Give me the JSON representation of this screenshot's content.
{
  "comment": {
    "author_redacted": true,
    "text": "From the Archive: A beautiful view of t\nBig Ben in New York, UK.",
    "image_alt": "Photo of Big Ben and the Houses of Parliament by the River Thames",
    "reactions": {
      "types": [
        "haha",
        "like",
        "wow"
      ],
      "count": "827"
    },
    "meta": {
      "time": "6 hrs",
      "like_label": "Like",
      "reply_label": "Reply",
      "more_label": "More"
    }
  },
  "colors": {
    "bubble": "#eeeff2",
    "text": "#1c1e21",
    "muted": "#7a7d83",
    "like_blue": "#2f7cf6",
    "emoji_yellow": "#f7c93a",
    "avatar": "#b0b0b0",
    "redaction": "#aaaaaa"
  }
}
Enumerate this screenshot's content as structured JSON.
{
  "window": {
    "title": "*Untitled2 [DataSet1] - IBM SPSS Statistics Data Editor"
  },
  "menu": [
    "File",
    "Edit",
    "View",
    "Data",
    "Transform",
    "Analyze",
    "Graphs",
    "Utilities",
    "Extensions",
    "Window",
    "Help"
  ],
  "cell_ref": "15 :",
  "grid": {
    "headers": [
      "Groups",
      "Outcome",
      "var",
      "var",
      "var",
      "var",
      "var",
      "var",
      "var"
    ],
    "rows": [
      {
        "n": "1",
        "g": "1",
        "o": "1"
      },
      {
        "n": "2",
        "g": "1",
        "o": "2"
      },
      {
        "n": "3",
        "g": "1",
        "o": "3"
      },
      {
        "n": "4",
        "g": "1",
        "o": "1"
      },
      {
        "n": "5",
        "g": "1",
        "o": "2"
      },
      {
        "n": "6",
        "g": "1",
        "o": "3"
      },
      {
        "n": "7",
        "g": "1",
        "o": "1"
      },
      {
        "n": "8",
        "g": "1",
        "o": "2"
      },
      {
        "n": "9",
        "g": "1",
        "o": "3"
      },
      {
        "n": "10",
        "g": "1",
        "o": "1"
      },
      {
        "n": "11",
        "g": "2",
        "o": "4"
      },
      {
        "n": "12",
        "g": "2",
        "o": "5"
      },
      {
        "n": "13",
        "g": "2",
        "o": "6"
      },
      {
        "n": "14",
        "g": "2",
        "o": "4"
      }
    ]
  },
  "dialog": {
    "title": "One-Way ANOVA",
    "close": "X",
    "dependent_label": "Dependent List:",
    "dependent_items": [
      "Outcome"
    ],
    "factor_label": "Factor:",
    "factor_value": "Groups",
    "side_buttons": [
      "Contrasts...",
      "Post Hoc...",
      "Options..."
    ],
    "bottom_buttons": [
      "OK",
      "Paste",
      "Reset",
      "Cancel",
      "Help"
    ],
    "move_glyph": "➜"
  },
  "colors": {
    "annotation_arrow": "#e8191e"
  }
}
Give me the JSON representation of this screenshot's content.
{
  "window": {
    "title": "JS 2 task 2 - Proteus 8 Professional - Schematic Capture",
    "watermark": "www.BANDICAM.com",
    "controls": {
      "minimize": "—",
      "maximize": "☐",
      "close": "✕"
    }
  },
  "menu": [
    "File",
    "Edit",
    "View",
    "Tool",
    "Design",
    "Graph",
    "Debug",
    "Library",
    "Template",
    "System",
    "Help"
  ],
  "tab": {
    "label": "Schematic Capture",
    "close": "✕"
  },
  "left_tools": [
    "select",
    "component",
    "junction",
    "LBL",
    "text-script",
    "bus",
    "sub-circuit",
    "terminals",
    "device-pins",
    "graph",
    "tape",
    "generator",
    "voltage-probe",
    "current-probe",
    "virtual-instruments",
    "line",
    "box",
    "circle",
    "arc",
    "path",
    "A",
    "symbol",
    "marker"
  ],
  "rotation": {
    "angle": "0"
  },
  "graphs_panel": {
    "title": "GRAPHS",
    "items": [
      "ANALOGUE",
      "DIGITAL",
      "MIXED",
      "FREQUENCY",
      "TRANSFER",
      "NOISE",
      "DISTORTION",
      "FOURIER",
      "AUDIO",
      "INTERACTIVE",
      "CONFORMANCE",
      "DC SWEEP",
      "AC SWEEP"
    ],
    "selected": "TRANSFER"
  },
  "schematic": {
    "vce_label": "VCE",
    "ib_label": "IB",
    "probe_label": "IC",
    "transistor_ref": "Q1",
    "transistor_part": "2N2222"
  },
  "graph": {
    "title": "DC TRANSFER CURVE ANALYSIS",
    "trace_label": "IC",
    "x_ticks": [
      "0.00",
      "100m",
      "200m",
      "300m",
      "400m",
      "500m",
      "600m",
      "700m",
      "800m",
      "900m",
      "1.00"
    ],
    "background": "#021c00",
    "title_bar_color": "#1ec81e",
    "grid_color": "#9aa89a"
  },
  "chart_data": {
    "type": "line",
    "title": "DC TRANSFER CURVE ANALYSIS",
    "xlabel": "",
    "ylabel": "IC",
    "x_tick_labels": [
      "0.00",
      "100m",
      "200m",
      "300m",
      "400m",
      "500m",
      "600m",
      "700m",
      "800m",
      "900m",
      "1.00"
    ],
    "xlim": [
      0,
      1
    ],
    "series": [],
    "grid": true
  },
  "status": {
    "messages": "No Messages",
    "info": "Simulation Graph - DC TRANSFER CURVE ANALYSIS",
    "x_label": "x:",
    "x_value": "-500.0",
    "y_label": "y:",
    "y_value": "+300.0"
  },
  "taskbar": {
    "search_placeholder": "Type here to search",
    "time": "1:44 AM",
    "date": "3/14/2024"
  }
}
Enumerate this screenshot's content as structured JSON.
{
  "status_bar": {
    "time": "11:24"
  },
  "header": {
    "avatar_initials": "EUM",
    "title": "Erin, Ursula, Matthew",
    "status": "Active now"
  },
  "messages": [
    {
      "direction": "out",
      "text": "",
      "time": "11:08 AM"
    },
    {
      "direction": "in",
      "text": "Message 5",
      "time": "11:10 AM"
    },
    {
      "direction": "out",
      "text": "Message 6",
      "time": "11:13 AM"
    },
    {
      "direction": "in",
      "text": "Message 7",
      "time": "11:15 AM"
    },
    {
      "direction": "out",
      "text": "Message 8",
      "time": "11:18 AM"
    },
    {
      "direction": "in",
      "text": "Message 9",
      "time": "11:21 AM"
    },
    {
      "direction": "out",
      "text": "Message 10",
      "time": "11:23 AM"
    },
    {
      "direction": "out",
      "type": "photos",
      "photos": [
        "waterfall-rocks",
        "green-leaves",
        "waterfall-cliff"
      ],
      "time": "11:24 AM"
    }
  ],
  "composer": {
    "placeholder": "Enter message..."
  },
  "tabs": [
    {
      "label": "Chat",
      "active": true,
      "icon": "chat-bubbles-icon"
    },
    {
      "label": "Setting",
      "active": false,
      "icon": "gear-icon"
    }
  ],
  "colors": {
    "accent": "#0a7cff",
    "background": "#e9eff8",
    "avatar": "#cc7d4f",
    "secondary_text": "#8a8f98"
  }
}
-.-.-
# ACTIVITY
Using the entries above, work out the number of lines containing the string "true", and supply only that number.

# RESPONSE
3